scope. The technique that works for us is to drop the anchor, and
as it reaches the bottom slowly back up until you have a scope of about
7:1 out. At that point secure the line if you're using nylon or connect
a snubber if you're using chain. Put the engine in reverse, and slowly
raise the rpm's from idle until you reach the rpm cruising speed you
normally motor at.
Stop at each 200-rpm increment to determine that
you are not dragging. I do this until we are at about 1600 rpm's, and
then we just sit there in reverse for about a minute or so, and then
increase the speed to 1800 rpm's. Watch that line or snubber straighten
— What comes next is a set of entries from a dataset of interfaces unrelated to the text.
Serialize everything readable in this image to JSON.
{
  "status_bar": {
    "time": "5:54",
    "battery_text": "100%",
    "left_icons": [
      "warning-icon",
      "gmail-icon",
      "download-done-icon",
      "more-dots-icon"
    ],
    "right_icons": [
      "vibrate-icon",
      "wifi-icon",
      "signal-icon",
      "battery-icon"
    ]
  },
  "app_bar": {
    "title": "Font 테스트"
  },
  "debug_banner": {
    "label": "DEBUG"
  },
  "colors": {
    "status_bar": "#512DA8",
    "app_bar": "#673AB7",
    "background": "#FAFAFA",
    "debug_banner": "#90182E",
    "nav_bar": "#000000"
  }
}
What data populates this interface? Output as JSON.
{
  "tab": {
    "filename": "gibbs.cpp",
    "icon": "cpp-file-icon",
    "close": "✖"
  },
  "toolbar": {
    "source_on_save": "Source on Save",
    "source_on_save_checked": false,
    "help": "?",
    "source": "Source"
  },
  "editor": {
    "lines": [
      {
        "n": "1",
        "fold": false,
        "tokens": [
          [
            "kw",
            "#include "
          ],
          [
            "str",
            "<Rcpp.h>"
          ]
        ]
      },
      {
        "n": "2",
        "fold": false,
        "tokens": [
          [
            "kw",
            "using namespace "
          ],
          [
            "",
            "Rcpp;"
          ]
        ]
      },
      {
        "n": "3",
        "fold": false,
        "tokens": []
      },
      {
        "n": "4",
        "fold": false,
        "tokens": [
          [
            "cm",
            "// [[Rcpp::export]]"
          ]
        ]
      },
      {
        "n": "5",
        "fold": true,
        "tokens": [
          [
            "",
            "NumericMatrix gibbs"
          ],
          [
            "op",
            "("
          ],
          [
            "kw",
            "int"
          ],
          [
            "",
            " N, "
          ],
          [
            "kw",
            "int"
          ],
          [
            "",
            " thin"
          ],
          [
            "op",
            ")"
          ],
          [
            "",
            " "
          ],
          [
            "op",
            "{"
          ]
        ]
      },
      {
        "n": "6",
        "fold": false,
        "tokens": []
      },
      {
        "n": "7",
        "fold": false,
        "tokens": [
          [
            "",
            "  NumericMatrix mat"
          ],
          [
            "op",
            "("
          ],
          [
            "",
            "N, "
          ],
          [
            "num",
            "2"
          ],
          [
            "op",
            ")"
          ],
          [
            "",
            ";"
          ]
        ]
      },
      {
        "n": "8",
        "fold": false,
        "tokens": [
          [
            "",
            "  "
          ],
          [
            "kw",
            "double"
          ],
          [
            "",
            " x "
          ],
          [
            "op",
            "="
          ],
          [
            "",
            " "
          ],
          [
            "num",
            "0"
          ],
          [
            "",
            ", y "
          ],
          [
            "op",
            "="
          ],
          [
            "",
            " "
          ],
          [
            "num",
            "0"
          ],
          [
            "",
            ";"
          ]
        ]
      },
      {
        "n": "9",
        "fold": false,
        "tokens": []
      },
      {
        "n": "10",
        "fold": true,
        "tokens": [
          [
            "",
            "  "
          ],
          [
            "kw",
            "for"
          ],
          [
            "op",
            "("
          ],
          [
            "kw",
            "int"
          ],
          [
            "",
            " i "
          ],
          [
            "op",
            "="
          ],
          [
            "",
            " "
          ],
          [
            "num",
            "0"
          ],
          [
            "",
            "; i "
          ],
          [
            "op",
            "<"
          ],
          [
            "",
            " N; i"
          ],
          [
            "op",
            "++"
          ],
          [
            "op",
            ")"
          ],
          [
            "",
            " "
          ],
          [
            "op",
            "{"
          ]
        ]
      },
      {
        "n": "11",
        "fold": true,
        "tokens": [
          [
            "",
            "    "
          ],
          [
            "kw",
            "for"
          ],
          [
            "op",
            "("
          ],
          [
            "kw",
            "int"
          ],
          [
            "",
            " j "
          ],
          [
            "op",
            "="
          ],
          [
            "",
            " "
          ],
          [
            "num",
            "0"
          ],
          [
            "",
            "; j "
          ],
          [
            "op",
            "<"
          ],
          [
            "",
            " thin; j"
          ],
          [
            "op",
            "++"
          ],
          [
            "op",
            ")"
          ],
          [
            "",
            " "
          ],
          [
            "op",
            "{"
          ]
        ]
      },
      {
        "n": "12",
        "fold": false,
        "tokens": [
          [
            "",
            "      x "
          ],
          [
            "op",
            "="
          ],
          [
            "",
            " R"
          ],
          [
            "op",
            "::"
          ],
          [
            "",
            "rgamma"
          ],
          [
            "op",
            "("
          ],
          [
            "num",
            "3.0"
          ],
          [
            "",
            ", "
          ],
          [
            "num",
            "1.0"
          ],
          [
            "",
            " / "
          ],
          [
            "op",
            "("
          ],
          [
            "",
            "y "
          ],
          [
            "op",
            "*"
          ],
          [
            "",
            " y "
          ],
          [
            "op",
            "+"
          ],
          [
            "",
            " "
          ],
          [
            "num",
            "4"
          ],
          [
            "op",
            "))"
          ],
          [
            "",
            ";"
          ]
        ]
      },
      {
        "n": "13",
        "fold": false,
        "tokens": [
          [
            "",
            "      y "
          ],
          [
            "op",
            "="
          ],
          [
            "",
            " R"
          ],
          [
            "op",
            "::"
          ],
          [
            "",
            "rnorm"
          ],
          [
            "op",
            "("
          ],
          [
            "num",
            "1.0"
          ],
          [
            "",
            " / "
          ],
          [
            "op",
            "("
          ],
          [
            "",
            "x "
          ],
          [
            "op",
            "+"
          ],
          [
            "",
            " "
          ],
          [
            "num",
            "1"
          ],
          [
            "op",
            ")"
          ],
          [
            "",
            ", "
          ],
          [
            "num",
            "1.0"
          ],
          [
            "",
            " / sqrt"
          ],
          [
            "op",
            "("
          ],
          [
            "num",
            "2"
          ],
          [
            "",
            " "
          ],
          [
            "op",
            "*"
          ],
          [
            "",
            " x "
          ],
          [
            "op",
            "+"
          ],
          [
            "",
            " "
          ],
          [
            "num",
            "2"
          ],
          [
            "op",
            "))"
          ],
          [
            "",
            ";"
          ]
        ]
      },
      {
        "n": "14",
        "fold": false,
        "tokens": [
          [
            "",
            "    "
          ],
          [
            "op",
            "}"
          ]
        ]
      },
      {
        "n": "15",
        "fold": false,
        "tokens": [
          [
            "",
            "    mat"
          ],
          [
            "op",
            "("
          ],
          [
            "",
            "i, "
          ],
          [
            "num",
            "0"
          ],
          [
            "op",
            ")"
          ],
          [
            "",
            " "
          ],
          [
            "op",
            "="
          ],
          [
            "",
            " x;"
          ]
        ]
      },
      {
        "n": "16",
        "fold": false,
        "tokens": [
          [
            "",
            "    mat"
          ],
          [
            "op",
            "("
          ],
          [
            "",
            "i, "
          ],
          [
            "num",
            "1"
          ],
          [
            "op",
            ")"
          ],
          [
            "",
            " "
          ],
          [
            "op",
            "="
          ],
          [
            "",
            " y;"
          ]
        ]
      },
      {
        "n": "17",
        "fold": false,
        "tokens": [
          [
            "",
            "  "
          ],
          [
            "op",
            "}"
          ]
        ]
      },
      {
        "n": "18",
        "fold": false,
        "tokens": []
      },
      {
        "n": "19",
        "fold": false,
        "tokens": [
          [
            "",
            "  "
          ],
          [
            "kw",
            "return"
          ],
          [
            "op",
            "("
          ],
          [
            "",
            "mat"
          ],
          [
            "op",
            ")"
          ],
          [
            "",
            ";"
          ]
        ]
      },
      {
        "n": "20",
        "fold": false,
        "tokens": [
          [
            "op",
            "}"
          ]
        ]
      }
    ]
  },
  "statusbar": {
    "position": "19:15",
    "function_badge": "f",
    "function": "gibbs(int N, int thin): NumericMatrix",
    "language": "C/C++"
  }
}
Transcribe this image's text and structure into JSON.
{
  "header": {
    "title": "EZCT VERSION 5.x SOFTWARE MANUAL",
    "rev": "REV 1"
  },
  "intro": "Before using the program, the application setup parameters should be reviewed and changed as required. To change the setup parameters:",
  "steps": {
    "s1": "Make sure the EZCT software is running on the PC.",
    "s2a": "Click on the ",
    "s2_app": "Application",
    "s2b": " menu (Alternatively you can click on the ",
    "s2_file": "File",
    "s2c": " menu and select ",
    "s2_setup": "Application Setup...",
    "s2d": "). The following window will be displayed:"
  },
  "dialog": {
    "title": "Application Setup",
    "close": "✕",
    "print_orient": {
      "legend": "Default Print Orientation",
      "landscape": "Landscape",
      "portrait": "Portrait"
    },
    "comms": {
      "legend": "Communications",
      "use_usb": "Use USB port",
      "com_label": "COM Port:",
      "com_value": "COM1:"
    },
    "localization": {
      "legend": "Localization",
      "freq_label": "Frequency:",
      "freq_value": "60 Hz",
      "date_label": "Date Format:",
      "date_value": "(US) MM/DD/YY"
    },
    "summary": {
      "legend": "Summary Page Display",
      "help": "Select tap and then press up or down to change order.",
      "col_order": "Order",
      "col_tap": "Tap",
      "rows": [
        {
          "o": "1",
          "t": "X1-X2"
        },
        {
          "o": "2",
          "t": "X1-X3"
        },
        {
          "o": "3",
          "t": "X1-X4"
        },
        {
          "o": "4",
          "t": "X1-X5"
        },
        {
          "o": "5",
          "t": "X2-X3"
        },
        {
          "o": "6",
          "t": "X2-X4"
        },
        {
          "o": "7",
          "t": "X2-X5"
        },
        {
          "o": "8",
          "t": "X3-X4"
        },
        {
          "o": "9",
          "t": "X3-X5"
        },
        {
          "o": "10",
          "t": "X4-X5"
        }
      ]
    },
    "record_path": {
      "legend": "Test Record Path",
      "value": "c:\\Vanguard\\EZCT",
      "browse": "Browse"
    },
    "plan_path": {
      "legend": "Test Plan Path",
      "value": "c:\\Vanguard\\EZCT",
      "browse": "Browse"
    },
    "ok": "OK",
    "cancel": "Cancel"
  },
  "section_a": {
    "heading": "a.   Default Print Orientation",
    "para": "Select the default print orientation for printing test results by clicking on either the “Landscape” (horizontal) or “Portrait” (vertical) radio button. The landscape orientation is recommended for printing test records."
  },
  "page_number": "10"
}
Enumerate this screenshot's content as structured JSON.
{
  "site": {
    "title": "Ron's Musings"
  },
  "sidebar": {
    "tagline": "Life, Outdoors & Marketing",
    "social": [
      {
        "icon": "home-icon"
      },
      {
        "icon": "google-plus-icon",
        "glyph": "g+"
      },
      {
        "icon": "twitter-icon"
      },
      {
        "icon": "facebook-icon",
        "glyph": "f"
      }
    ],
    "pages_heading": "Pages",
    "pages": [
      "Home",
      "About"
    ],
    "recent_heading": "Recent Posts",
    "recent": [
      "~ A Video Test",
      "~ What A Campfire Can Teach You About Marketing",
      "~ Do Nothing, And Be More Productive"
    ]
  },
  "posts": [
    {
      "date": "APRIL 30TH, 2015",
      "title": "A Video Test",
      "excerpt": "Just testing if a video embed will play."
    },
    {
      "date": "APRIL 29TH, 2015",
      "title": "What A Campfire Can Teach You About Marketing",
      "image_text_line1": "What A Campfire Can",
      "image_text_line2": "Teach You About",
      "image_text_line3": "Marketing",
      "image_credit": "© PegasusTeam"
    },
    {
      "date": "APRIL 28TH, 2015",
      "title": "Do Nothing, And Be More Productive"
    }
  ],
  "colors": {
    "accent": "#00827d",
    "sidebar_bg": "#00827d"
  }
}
out. Put your foot on the line, and if you can feel the line jumping the
anchor is not holding, and you should back off to 200 less rpm's, and
let it pull at that speed for a while. If it's still not holding, don't
waste your time…pick up the anchor and drop it in a different place.
Sometimes it'll work if you back down 180 degrees in the opposite
direction. After the anchor is set, then you can pull in the extra rode,
and anchor with a 5:1 scope minimum. If there are other boats in the
anchorage, ask them how much scope they have out if you'll be anchoring
near them. Ask what direction the wind blew from the night before, maybe
they can tell you about a local condition that would effect the way you
would anchor. After anchoring, if you think that maybe you're a little
too close to another boat, ask them how they feel, and if they say that
they also think you're too close, then reanchor. It's better to do it
then than if the wind picks up in the middle of the night, and you have
to re-anchor in the dark. Above all, never anchor up wind of another
boat which would put your boat over their anchor. No matter which way
the wind shifts you never want to be over another boat's anchor.
Sometimes you'll run into a guy who thinks that, if you're within 1,000
feet of his boat, you're too close. Try to find out exactly where he
thinks his anchor is, and how much scope he has out. You'll then
be able to determine if you're too close to his anchor. If you feel
there's no problem, politely tell him so, and offer to re-anchor if you
do get too close later, but remember it may be in the middle of a pitch
black night, so get it right the first time.
excepted from Ground Tackle
and Techniques by Jim Hughes, Baja